- For marital counseling to be effective, both individuals must acknowledge they have a problem to work on and they are willing to work on it. When an abusive/destructive person goes to marital counseling, it’s usually because he was pressured to do so by his spouse, by a pastor or by painful consequences. He goes reluctantly, not with the idea of working on anything for himself, but to blame his spouse and get the counselor to see what a great guy he is and how wrong his wife is.
When the wife goes into marital counseling, she is usually going with the hopes that their marriage will get better and that they will work on things. She is usually open to external feedback from the counselor, to grow, learn and to change. Therefore the marital counseling starts to be “about her” because she is the only willing participant in the counseling process even if he is attending.
He’s not owning any problems he has to work on. Although he probably won’t directly admit to this, he is there to observe what she is telling the counselor, clarify any “untruths” she says about him, and to make sure she gets the help she needs to become the woman he wants. As she colludes with this process, she is “trying harder” to be the fantasy wife instead of learning to speak up and be a real person in this marriage.
Just this week, after working with an abusive man for the past two years, he still wanted to blame his wife for him “having to be in counseling” after his abusive incidents. This is how I responded, “You’re still not seeing things clearly. Yes, your wife is partially responsible for some of your marital problems, but you are 100% responsible for your abuse. Until you accept that and work on yourself, you marriage has a zero chance of getting better.”

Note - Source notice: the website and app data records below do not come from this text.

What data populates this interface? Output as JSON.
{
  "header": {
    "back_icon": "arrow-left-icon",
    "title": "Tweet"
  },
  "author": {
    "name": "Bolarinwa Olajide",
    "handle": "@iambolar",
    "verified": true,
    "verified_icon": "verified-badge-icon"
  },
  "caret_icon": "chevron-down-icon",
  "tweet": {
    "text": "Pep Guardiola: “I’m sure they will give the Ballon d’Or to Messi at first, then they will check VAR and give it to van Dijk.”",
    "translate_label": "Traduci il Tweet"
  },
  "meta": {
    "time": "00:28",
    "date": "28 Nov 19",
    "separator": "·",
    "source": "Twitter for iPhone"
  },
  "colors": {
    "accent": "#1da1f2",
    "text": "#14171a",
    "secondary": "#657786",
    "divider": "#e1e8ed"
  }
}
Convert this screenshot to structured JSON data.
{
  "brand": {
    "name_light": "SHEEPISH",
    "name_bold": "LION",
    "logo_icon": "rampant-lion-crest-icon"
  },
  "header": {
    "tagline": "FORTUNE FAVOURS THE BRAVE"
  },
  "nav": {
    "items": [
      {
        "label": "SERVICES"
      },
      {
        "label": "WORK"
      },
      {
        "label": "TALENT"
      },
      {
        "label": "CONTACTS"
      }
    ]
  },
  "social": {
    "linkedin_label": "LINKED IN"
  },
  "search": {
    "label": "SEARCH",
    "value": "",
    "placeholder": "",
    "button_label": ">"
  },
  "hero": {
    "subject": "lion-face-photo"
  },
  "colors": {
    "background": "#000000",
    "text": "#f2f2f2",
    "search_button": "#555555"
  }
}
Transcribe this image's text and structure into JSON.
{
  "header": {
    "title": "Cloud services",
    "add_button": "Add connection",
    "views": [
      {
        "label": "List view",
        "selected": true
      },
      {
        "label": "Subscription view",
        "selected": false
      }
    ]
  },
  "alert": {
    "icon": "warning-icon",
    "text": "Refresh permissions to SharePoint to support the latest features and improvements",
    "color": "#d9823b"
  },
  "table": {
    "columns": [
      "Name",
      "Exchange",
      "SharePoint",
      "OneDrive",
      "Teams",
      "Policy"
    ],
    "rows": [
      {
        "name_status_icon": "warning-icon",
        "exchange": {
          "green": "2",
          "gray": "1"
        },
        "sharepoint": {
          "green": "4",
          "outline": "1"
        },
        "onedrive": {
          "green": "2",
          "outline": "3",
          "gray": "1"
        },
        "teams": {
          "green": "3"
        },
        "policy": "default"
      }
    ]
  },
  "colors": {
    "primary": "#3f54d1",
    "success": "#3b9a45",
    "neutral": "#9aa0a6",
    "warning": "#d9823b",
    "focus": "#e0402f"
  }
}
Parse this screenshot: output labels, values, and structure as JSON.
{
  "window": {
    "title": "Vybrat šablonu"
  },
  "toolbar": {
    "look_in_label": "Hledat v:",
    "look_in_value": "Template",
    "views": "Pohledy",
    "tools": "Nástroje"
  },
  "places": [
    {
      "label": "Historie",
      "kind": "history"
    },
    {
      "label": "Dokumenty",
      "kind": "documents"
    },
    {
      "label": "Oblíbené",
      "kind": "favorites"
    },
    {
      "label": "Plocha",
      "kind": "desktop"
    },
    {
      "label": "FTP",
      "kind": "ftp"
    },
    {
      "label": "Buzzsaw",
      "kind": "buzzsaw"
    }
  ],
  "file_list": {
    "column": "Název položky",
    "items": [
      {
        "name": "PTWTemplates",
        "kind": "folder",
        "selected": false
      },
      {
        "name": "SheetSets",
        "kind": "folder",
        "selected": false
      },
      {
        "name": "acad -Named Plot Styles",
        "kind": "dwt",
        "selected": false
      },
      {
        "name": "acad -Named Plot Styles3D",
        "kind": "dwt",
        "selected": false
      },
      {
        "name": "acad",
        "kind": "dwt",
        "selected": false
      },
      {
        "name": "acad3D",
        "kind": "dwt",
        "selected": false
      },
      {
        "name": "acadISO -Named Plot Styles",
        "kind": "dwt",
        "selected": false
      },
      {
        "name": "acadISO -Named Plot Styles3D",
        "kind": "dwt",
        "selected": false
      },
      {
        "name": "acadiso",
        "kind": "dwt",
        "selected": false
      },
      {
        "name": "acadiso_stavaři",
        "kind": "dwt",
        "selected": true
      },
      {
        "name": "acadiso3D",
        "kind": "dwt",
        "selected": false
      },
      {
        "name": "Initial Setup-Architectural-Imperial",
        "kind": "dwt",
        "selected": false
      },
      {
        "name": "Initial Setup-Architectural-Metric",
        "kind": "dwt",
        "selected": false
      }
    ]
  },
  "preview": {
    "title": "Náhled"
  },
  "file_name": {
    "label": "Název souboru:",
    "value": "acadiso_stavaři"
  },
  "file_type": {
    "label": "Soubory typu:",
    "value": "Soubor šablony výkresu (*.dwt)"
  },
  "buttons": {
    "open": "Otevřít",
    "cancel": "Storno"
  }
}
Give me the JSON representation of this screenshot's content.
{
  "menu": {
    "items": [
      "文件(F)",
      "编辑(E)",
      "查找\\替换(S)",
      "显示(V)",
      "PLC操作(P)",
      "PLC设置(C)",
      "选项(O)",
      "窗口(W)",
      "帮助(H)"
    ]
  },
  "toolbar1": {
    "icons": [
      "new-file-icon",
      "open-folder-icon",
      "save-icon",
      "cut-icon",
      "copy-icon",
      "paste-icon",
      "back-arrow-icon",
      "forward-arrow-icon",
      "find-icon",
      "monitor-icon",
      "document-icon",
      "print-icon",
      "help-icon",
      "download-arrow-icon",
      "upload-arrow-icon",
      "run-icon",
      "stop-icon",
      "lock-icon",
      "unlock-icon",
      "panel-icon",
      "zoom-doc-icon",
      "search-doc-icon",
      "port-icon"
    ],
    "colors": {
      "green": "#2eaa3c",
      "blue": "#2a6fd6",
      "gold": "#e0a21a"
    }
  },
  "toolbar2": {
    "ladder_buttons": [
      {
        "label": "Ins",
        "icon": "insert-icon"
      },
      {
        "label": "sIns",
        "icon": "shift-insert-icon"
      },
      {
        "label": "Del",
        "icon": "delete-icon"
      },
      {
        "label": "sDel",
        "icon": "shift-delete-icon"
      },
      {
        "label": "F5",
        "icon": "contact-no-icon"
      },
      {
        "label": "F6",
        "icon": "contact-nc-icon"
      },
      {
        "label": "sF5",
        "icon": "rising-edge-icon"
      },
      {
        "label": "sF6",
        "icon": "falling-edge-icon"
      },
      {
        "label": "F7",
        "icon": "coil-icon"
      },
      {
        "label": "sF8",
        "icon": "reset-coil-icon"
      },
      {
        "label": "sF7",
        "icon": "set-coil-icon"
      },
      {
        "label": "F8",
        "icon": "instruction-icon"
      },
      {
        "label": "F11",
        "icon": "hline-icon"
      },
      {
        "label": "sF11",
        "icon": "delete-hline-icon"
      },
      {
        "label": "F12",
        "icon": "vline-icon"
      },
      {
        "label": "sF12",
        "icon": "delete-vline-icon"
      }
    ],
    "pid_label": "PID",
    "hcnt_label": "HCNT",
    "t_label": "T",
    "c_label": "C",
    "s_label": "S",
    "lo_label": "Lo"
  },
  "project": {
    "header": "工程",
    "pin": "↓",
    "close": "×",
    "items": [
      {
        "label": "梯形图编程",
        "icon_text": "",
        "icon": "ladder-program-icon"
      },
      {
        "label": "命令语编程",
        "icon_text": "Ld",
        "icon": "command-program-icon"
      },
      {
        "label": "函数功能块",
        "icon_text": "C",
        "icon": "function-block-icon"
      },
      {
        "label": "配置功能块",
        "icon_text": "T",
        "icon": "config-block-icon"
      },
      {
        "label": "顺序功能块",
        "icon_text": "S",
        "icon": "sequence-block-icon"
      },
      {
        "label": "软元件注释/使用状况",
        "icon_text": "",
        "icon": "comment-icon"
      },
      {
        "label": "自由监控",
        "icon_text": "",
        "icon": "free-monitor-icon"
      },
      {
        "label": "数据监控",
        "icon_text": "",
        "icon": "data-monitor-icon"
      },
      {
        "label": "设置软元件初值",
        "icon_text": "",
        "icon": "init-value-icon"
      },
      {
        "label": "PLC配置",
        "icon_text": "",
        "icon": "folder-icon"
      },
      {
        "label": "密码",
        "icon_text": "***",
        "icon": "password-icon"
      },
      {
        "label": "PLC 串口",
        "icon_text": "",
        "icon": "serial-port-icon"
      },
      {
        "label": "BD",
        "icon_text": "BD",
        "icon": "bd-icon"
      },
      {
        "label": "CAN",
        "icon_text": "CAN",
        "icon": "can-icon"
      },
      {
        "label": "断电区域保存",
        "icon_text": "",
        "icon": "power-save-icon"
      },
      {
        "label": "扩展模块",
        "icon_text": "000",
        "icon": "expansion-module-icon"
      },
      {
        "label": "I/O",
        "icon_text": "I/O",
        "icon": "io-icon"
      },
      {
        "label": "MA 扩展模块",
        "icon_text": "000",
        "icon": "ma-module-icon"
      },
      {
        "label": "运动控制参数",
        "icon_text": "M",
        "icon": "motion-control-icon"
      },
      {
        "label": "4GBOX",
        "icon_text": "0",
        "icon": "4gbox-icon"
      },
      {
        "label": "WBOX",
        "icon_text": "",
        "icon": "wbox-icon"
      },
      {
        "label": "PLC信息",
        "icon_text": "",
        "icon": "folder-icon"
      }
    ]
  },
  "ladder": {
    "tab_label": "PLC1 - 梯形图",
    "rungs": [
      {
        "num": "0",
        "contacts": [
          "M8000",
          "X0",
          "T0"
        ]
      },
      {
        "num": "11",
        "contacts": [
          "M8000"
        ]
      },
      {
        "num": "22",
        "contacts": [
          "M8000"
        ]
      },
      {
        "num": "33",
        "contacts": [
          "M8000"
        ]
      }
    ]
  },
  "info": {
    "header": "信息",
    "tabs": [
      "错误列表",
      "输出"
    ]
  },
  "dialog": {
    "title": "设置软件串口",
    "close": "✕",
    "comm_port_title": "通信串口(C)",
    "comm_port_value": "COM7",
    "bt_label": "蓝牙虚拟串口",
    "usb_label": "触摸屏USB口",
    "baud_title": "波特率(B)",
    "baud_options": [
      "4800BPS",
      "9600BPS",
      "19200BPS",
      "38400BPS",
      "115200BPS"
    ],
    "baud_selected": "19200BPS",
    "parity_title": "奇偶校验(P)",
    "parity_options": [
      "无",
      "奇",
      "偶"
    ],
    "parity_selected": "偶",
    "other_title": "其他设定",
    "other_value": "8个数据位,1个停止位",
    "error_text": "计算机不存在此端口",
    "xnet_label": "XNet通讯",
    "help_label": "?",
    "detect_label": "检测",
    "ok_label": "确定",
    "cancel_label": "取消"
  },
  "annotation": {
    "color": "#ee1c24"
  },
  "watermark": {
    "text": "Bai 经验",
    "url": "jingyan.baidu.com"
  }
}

He still wants to cling to the fantasy idea that if she became a different “wife” then he wouldn’t act that way.
I must say that this same dynamic can and does play out when the woman is the abuser and the husband is seeking counseling. The husband is open, willing to work, and the wife is accusatory and defensive. She is not there as a participating client but as someone to supervise the counseling of her spouse.
As I say in my new book, The Emotionally Destructive Marriage, “When there is no safety and no sanity, joint counseling is ineffective and often dangerous. If he can’t see his part or take responsibility for his own wrong thinking, beliefs or attitudes, everything ends up being the wife’s fault and her responsibility.”
Old history keeps repeating itself, even in the counselor’s office, which leaves a wife feeling hopeless that her spouse can change and hopeless that their counselor truly understands their problem.
If you’re seeking a competent counselor for your emotionally destructive marriage here are three questions you can ask before scheduling your first appointment:
- Do you have experience in working emotionally destructive marriages? If so, what training have you had?
- What specific books have you read or do you recommend for other’s to read on this problem?
- Do you counsel a couple together or separately? What would be your reasons for that?
I think the counselor’s answers or lack thereof, would give you a good idea of how much expertise and background he or she has in this area and whether or not you thought their approach would be helpful to your situation.
Now friends it’s time for you to share too. Has your counseling experiences been helpful or hurtful and why? What would you do differently?